**Task to carry out:** Could you please return each line of the data that has the word "kind"?

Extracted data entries
[Start of Attachment]

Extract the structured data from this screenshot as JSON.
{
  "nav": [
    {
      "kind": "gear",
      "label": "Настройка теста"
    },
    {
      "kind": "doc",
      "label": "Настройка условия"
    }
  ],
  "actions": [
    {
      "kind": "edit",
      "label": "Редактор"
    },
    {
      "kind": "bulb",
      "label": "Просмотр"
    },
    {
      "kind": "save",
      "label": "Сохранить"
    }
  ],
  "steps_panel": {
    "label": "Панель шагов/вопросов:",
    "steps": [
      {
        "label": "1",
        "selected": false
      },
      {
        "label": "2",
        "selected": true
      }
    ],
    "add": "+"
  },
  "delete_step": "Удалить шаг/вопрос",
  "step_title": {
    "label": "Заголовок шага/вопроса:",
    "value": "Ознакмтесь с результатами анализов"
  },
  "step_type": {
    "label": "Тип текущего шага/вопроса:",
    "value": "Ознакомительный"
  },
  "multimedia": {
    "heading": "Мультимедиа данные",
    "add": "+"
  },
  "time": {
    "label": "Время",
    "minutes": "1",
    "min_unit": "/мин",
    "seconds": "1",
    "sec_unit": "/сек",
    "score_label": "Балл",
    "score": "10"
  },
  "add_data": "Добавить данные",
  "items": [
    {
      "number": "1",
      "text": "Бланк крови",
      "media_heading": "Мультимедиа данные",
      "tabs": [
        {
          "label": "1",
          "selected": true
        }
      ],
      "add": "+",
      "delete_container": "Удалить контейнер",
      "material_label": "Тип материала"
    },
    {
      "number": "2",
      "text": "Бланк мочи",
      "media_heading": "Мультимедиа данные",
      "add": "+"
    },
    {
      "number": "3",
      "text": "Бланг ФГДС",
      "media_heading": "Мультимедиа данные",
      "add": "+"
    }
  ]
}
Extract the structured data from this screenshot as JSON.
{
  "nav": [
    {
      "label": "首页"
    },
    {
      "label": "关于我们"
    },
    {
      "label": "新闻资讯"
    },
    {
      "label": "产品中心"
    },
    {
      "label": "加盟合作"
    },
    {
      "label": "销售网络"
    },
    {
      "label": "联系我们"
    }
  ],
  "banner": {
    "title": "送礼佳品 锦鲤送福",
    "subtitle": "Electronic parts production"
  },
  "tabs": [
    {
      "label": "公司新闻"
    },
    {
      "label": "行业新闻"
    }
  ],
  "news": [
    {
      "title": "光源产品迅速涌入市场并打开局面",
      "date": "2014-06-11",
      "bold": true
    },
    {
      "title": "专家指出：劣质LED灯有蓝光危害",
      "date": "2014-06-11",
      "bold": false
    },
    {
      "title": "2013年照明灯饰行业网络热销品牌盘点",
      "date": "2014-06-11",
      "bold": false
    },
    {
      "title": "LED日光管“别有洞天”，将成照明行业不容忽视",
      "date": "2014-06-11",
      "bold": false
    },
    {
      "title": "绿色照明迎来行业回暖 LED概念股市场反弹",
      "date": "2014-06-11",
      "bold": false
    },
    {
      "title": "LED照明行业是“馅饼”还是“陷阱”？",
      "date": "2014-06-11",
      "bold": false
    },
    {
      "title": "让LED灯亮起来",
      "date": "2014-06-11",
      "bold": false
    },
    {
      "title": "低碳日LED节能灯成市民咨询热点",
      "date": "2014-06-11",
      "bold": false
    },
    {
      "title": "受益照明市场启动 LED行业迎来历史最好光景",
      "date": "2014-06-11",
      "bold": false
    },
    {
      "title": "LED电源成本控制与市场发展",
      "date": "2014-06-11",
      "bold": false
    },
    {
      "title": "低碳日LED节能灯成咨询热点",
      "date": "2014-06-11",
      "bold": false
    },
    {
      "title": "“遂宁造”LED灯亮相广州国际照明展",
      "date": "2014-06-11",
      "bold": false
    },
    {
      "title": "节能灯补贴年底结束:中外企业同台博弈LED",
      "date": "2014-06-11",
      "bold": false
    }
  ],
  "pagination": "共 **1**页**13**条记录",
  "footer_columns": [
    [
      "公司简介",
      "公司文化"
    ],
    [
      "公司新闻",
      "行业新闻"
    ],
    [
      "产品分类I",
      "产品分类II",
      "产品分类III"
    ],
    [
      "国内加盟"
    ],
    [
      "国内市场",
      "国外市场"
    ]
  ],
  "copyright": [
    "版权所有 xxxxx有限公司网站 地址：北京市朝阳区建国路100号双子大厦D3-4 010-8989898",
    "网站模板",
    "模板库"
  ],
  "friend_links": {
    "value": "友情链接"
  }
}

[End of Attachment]

**Solution to the exercise:**
      "kind": "gear",
      "kind": "doc",
      "kind": "edit",
      "kind": "bulb",
      "kind": "save",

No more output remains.